Snowmass, Colorado

Snowmass is the largest and most popular of the Aspen ski resorts. It has a large amount of ski-in/ski-out lodging and lots of easy terrain so is very popular with visiting families.

Two Creeks groomer at Snowmass, March 2016

Two Creeks groomer at Snowmass, March 2016

Stats

Vertical Drop 4406′
Size 3332 Acres
Annual Snowfall 300 Inches claimed / 300 Actual: Rank 40
Lifts 20
Trails 96
Review Date March 2016 (multiple from 1978)
Number of visits 3
Our Rating ★★★★
Snowmass Trail map 2016/17

Snowmass Trail map 2016/17

Review

Snowmass is an interesting problem for us when writing a review. It really has everything that anyone could ask for in a ski resort, but it’s not as compelling as the 2 other Aspen resorts for us. I think the main issue is that like Breckenridge, the lower half of the mountain is very flat. The steeper stuff is there, but you have to search for it.

Our first time skiing there together was back when AiRung was still learning and it was heaven for her because of all the wide easy intermediate runs. When we went back 8-years later we were looking for more challenge and spent most of our time in the areas where the steeper terrain was.

Big Burn at Snowmass, December 2008

Big Burn at Snowmass, December 2008

The most distinguishing feature for Snowmass which propels it to 4-star status is the extremely wide intermediate runs. I can’t think of a place that has more of them, and because of that the runs themselves rarely feel crowded. There is a lot of space to spread out there and it is very unique. The Big Burn, Alpine Springs, and Village lifts are the best examples of these very wide runs and all of those lifts are busy. Another popular intermediate pod is Elk Camp which has some interesting terrain that is not as wide.

Typical Snowmass terrain, March 2016

Typical Snowmass terrain, March 2016

We spent most of our time on Sheer Bliss, High Alpine, Sam’s Knob, and Campground. You can link Campground and Sam’s Knob to get impressive top-to-bottom black runs on Campground and Slot. These were our favorite runs. High Alpine is all good with some steep groomers.

Campground at Snowmass, March 2016

Campground at Snowmass, March 2016

From the top of Sheer Bliss you can take the T-Bar to the top of the Cirque. This is above treeline and really got scoured by the wind when we were there. They somehow get snow to stick on some narrow paths at the top so you can get to the short skiable sections of the headwall. Below the headwall it gets very interesting with a long section of natural terrain back down to the bottom of Sheer Bliss.
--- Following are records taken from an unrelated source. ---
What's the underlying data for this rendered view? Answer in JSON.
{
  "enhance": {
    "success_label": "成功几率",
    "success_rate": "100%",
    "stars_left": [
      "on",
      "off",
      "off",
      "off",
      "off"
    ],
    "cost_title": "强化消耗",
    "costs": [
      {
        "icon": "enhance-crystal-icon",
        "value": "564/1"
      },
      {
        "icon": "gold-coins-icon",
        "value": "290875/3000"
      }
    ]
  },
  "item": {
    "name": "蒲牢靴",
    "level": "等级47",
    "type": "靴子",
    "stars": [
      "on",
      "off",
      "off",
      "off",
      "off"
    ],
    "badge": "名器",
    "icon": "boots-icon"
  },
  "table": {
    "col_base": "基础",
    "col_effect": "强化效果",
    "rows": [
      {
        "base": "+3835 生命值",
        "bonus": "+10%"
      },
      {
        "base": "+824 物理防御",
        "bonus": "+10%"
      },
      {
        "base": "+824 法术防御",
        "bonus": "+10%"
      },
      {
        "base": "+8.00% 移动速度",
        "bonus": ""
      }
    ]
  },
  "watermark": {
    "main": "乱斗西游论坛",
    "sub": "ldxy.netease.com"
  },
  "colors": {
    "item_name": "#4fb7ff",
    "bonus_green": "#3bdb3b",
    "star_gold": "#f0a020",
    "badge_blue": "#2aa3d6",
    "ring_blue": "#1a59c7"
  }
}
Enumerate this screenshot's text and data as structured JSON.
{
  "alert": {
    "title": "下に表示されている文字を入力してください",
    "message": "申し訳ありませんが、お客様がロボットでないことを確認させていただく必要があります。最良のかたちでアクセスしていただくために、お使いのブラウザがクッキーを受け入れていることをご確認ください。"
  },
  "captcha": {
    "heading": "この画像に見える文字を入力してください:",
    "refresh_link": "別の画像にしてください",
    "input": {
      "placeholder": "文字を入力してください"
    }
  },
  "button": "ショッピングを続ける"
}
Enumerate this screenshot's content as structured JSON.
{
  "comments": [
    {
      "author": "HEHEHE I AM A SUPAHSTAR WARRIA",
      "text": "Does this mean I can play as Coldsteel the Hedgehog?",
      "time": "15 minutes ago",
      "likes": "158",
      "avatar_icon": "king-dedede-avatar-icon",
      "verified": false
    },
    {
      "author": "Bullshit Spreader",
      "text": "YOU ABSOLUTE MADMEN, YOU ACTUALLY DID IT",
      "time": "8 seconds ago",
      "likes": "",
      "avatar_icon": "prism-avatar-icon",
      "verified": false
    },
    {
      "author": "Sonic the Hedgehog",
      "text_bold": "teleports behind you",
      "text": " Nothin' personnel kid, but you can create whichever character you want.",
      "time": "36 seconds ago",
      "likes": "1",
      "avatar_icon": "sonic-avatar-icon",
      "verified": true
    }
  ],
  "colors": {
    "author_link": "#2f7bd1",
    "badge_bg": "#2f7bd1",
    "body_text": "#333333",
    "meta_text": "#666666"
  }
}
We never made it to Hanging Valley or Burnt Mountain glades which looks very interesting. It’s a large mountain and you really need several days to explore everything. The trail map is a bit deceptive because some of the main lifts look short but they all have at least 1,200 vertical and Sheer Bliss is a whopping 2,200.

Gowdy's at Snowmass, March 2016

Gowdy’s at Snowmass, March 2016

The good

  • Large, with many ski pods and lots of vertical
  • Excellent grooming
  • Complete modern resort experience
Powder at Snowmass, March 2016

Powder at Snowmass, March 2016

The bad

  • Not that challenging for such a large resort
  • Ski culture is not as strong as at the other Aspen resorts
  • Nothing really stands out as a differentiator from other large resorts in Colorado
Big Burn powder at Snowmass, March 2016

Big Burn powder at Snowmass, March 2016

Would we go back

We made 2 trips to Snowmass because we really liked it the first time. Going again may be a stretch since we prefer Highlands and Aspen Mountain, but if you are going to Aspen you will definitely want to ski at Snowmass for a couple of days.

Lower mountain terrain at Snowmass, March 2016

Lower mountain terrain at Snowmass, March 2016